What the task requires: Please repeat the entries word for word and keep the images out.

[Element data from apps and pages]
===

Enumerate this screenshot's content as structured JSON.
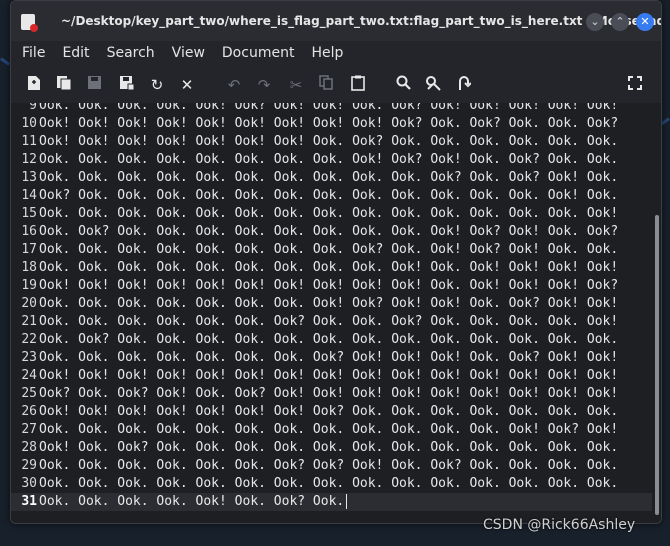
{
  "window": {
    "title": "~/Desktop/key_part_two/where_is_flag_part_two.txt:flag_part_two_is_here.txt - Mousepad"
  },
  "window_controls": {
    "minimize": "⌄",
    "maximize": "⌃",
    "close": "✕"
  },
  "menubar": {
    "items": [
      "File",
      "Edit",
      "Search",
      "View",
      "Document",
      "Help"
    ]
  },
  "toolbar": {
    "icons": [
      "new-file-icon",
      "new-window-icon",
      "save-icon",
      "save-as-icon",
      "reload-icon",
      "close-icon",
      "undo-icon",
      "redo-icon",
      "cut-icon",
      "copy-icon",
      "paste-icon",
      "search-icon",
      "replace-icon",
      "goto-line-icon",
      "fullscreen-icon"
    ]
  },
  "editor": {
    "lines": [
      {
        "n": "9",
        "text": "Ook. Ook. Ook. Ook. Ook! Ook? Ook! Ook! Ook. Ook? Ook! Ook! Ook! Ook! Ook!"
      },
      {
        "n": "10",
        "text": "Ook! Ook! Ook! Ook! Ook! Ook! Ook! Ook! Ook! Ook? Ook. Ook? Ook. Ook. Ook?"
      },
      {
        "n": "11",
        "text": "Ook! Ook! Ook! Ook! Ook! Ook! Ook! Ook. Ook? Ook. Ook. Ook. Ook. Ook. Ook."
      },
      {
        "n": "12",
        "text": "Ook. Ook. Ook. Ook. Ook. Ook. Ook. Ook. Ook! Ook? Ook! Ook. Ook? Ook. Ook."
      },
      {
        "n": "13",
        "text": "Ook. Ook. Ook. Ook. Ook. Ook. Ook. Ook. Ook. Ook. Ook? Ook. Ook? Ook! Ook."
      },
      {
        "n": "14",
        "text": "Ook? Ook. Ook. Ook. Ook. Ook. Ook. Ook. Ook. Ook. Ook. Ook. Ook. Ook! Ook."
      },
      {
        "n": "15",
        "text": "Ook. Ook. Ook. Ook. Ook. Ook. Ook. Ook. Ook. Ook. Ook. Ook. Ook. Ook. Ook!"
      },
      {
        "n": "16",
        "text": "Ook. Ook? Ook. Ook. Ook. Ook. Ook. Ook. Ook. Ook. Ook! Ook? Ook! Ook. Ook?"
      },
      {
        "n": "17",
        "text": "Ook. Ook. Ook. Ook. Ook. Ook. Ook. Ook. Ook? Ook. Ook! Ook? Ook! Ook. Ook."
      },
      {
        "n": "18",
        "text": "Ook. Ook. Ook. Ook. Ook. Ook. Ook. Ook. Ook. Ook! Ook. Ook! Ook! Ook! Ook!"
      },
      {
        "n": "19",
        "text": "Ook! Ook! Ook! Ook! Ook! Ook! Ook! Ook! Ook! Ook! Ook. Ook! Ook! Ook! Ook?"
      },
      {
        "n": "20",
        "text": "Ook. Ook. Ook. Ook. Ook. Ook. Ook. Ook! Ook? Ook! Ook! Ook. Ook? Ook! Ook!"
      },
      {
        "n": "21",
        "text": "Ook. Ook. Ook. Ook. Ook. Ook. Ook? Ook. Ook. Ook? Ook. Ook. Ook. Ook. Ook!"
      },
      {
        "n": "22",
        "text": "Ook. Ook? Ook. Ook. Ook. Ook. Ook. Ook. Ook. Ook. Ook. Ook. Ook. Ook. Ook."
      },
      {
        "n": "23",
        "text": "Ook. Ook. Ook. Ook. Ook. Ook. Ook. Ook? Ook! Ook! Ook! Ook. Ook? Ook! Ook!"
      },
      {
        "n": "24",
        "text": "Ook! Ook! Ook! Ook! Ook! Ook! Ook! Ook! Ook! Ook! Ook! Ook! Ook! Ook! Ook!"
      },
      {
        "n": "25",
        "text": "Ook? Ook. Ook? Ook! Ook. Ook? Ook! Ook! Ook! Ook! Ook! Ook! Ook! Ook! Ook!"
      },
      {
        "n": "26",
        "text": "Ook! Ook! Ook! Ook! Ook! Ook! Ook! Ook? Ook. Ook. Ook. Ook. Ook. Ook. Ook."
      },
      {
        "n": "27",
        "text": "Ook. Ook. Ook. Ook. Ook. Ook. Ook. Ook. Ook. Ook. Ook. Ook. Ook! Ook? Ook!"
      },
      {
        "n": "28",
        "text": "Ook! Ook. Ook? Ook. Ook. Ook. Ook. Ook. Ook. Ook. Ook. Ook. Ook. Ook. Ook."
      },
      {
        "n": "29",
        "text": "Ook. Ook. Ook. Ook. Ook. Ook. Ook? Ook? Ook! Ook. Ook? Ook. Ook. Ook. Ook."
      },
      {
        "n": "30",
        "text": "Ook. Ook. Ook. Ook. Ook. Ook. Ook. Ook. Ook. Ook. Ook. Ook. Ook. Ook. Ook."
      },
      {
        "n": "31",
        "text": "Ook. Ook. Ook. Ook. Ook! Ook. Ook? Ook.",
        "current": true
      }
    ]
  },
  "watermark": "CSDN @Rick66Ashley",
  "colors": {
    "accent": "#367bf0",
    "window_bg": "#23252a",
    "editor_bg": "#1d1f23"
  }
}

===

Response to the task:
Enumerate this screenshot's content as structured JSON.
{
  "window": {
    "title": "~/Desktop/key_part_two/where_is_flag_part_two.txt:flag_part_two_is_here.txt - Mousepad"
  },
  "window_controls": {
    "minimize": "⌄",
    "maximize": "⌃",
    "close": "✕"
  },
  "menubar": {
    "items": [
      "File",
      "Edit",
      "Search",
      "View",
      "Document",
      "Help"
    ]
  },
  "toolbar": {
    "icons": [
      "new-file-icon",
      "new-window-icon",
      "save-icon",
      "save-as-icon",
      "reload-icon",
      "close-icon",
      "undo-icon",
      "redo-icon",
      "cut-icon",
      "copy-icon",
      "paste-icon",
      "search-icon",
      "replace-icon",
      "goto-line-icon",
      "fullscreen-icon"
    ]
  },
  "editor": {
    "lines": [
      {
        "n": "9",
        "text": "Ook. Ook. Ook. Ook. Ook! Ook? Ook! Ook! Ook. Ook? Ook! Ook! Ook! Ook! Ook!"
      },
      {
        "n": "10",
        "text": "Ook! Ook! Ook! Ook! Ook! Ook! Ook! Ook! Ook! Ook? Ook. Ook? Ook. Ook. Ook?"
      },
      {
        "n": "11",
        "text": "Ook! Ook! Ook! Ook! Ook! Ook! Ook! Ook. Ook? Ook. Ook. Ook. Ook. Ook. Ook."
      },
      {
        "n": "12",
        "text": "Ook. Ook. Ook. Ook. Ook. Ook. Ook. Ook. Ook! Ook? Ook! Ook. Ook? Ook. Ook."
      },
      {
        "n": "13",
        "text": "Ook. Ook. Ook. Ook. Ook. Ook. Ook. Ook. Ook. Ook. Ook? Ook. Ook? Ook! Ook."
      },
      {
        "n": "14",
        "text": "Ook? Ook. Ook. Ook. Ook. Ook. Ook. Ook. Ook. Ook. Ook. Ook. Ook. Ook! Ook."
      },
      {
        "n": "15",
        "text": "Ook. Ook. Ook. Ook. Ook. Ook. Ook. Ook. Ook. Ook. Ook. Ook. Ook. Ook. Ook!"
      },
      {
        "n": "16",
        "text": "Ook. Ook? Ook. Ook. Ook. Ook. Ook. Ook. Ook. Ook. Ook! Ook? Ook! Ook. Ook?"
      },
      {
        "n": "17",
        "text": "Ook. Ook. Ook. Ook. Ook. Ook. Ook. Ook. Ook? Ook. Ook! Ook? Ook! Ook. Ook."
      },
      {
        "n": "18",
        "text": "Ook. Ook. Ook. Ook. Ook. Ook. Ook. Ook. Ook. Ook! Ook. Ook! Ook! Ook! Ook!"
      },
      {
        "n": "19",
        "text": "Ook! Ook! Ook! Ook! Ook! Ook! Ook! Ook! Ook! Ook! Ook. Ook! Ook! Ook! Ook?"
      },
      {
        "n": "20",
        "text": "Ook. Ook. Ook. Ook. Ook. Ook. Ook. Ook! Ook? Ook! Ook! Ook. Ook? Ook! Ook!"
      },
      {
        "n": "21",
        "text": "Ook. Ook. Ook. Ook. Ook. Ook. Ook? Ook. Ook. Ook? Ook. Ook. Ook. Ook. Ook!"
      },
      {
        "n": "22",
        "text": "Ook. Ook? Ook. Ook. Ook. Ook. Ook. Ook. Ook. Ook. Ook. Ook. Ook. Ook. Ook."
      },
      {
        "n": "23",
        "text": "Ook. Ook. Ook. Ook. Ook. Ook. Ook. Ook? Ook! Ook! Ook! Ook. Ook? Ook! Ook!"
      },
      {
        "n": "24",
        "text": "Ook! Ook! Ook! Ook! Ook! Ook! Ook! Ook! Ook! Ook! Ook! Ook! Ook! Ook! Ook!"
      },
      {
        "n": "25",
        "text": "Ook? Ook. Ook? Ook! Ook. Ook? Ook! Ook! Ook! Ook! Ook! Ook! Ook! Ook! Ook!"
      },
      {
        "n": "26",
        "text": "Ook! Ook! Ook! Ook! Ook! Ook! Ook! Ook? Ook. Ook. Ook. Ook. Ook. Ook. Ook."
      },
      {
        "n": "27",
        "text": "Ook. Ook. Ook. Ook. Ook. Ook. Ook. Ook. Ook. Ook. Ook. Ook. Ook! Ook? Ook!"
      },
      {
        "n": "28",
        "text": "Ook! Ook. Ook? Ook. Ook. Ook. Ook. Ook. Ook. Ook. Ook. Ook. Ook. Ook. Ook."
      },
      {
        "n": "29",
        "text": "Ook. Ook. Ook. Ook. Ook. Ook. Ook? Ook? Ook! Ook. Ook? Ook. Ook. Ook. Ook."
      },
      {
        "n": "30",
        "text": "Ook. Ook. Ook. Ook. Ook. Ook. Ook. Ook. Ook. Ook. Ook. Ook. Ook. Ook. Ook."
      },
      {
        "n": "31",
        "text": "Ook. Ook. Ook. Ook. Ook! Ook. Ook? Ook.",
        "current": true
      }
    ]
  },
  "watermark": "CSDN @Rick66Ashley",
  "colors": {
    "accent": "#367bf0",
    "window_bg": "#23252a",
    "editor_bg": "#1d1f23"
  }
}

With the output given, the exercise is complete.